She remained unconscious and in critical condition for days, before being sent for specialist treatment in London, where she made a full recovery. The reason for the attack on this teenager surfaced shortly after the incident: The Taliban in the region didn’t like her promoting the education of girls, where they had recently taken control and had banned girls from attending school. From the age of 11, Malala had already been writing a blog under a pseudonym for the BBC, detailing her life under Taliban rule.
She rose to prominence and caught the attention of the Taliban after a New York Times documentary was made about her life and South African activist Desmond Tutu nominated her for the International Children’s Peace Prize. Since her near-death incident there has been an international outpouring of support for Malala, to the point where she may have become the most famous teenager in the world.
Then Prime Minister of the U.K., Gordon Brown, launched a United Nations petition using the slogan “I am Malala” and demanded that all children worldwide be in school by the end of 2015. The petition led to the ratification of Pakistan’s first Right to Education Bill. The universal condemnation and subsequent call to action cut across cultural divides and genders.
Time magazine named her one of The 100 Most Influential People in the World, Pakistan awarded her the country’s first National Youth Peace Prize and in 2013 she received the Sakharov Prize for Freedom of Thought, previously bestowed on the likes of Nelson Mandela, Kofi Annan and Aung San Suu Kyi. Thirty-three additional awards and honors have been given to Malala, focusing the world’s attention on what might have been just another tragic, and silent, crime against women.

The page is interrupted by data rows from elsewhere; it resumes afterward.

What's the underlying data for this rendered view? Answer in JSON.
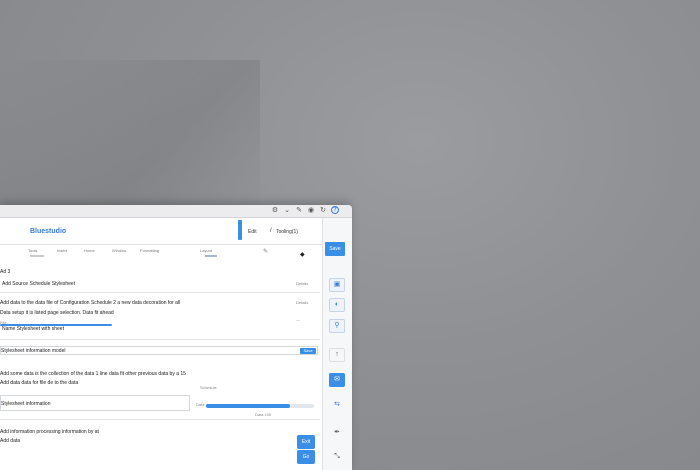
{
  "window": {
    "title_icons": [
      "settings-icon",
      "chevron-down-icon",
      "pencil-icon",
      "eye-icon",
      "refresh-icon",
      "help-icon"
    ]
  },
  "header": {
    "title": "Bluestudio",
    "text_1": "Edit",
    "text_2": "Tooling(1)"
  },
  "toolbar": {
    "items": [
      "Tools",
      "Insert",
      "Home",
      "Window",
      "Formatting",
      "Layout"
    ]
  },
  "content": {
    "heading": "Ad 3",
    "line_1": "Add Source Schedule Stylesheet",
    "line_1_note": "Details",
    "line_2": "Add data to the data file of Configuration Schedule 2 a new data decoration for all",
    "line_2_note": "Details",
    "line_3": "Data setup it is listed page selection. Data fit ahead",
    "line_4": "File",
    "line_5": "Name Stylesheet with sheet",
    "field_1_label": "Stylesheet information model",
    "field_1_button": "Save",
    "line_6": "Add some data is the collection of the data 1 line data fit other previous data by a 15",
    "line_7": "Add data data for file de to the data",
    "line_7_note": "Schedule",
    "field_2_label": "Stylesheet information",
    "progress_label": "Data",
    "progress_note": "Data 100",
    "progress_value": 0.78,
    "footer_1": "Add information processing information by at",
    "footer_2": "Add data"
  },
  "sidebar": {
    "top_label": "Save",
    "action_1": "Exit",
    "action_2": "Go"
  }
}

On her 16th birthday, she spoke at the United Nations to call for worldwide access to education. The event was dubbed ‘Malala Day’ and was her first public speech since the attack. It also led to the first ever Youth Takeover of the U.N., with an audience of more than 500 young education advocates from around the world.
“The terrorists thought they would change my aims and stop my ambitions,” she said. “But nothing changed in my life except this: weakness, fear and hopelessness died. Strength, power and courage were born. We realize the importance of our voices only when we are silenced.”